== Segment start ==

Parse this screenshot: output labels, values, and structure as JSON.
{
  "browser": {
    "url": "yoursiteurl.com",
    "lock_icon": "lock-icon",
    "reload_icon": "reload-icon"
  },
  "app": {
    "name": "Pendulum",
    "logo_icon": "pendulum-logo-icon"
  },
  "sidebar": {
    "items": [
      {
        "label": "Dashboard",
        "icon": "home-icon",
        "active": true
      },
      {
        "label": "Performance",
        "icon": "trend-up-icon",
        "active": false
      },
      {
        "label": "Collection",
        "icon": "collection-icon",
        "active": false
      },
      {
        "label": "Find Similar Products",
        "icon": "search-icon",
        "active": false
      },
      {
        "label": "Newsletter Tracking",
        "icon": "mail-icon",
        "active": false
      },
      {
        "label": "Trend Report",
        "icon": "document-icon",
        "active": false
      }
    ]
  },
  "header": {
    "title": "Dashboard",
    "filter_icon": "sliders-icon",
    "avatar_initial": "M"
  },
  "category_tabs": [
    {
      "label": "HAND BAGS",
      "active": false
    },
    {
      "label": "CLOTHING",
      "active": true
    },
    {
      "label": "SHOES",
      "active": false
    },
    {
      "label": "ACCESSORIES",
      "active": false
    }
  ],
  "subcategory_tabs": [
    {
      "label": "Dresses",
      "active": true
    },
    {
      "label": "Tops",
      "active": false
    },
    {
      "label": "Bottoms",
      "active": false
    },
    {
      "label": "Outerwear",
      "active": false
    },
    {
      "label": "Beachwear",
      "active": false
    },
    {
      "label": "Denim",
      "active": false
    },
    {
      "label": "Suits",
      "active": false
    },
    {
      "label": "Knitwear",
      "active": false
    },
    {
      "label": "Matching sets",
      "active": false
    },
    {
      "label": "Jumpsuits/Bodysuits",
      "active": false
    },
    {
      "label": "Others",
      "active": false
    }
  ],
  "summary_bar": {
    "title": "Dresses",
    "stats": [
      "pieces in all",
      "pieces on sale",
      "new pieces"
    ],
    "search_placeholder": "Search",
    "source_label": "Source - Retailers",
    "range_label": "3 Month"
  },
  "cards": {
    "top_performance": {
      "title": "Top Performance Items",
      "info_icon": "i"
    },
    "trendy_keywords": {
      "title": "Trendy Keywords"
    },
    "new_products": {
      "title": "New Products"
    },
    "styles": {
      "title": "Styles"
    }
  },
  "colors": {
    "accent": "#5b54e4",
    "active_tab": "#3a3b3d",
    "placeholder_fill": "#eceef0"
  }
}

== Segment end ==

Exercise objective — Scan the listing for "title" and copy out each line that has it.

Written response —
    "title": "Dashboard",
    "title": "Dresses",
      "title": "Top Performance Items",
      "title": "Trendy Keywords"
      "title": "New Products"
      "title": "Styles"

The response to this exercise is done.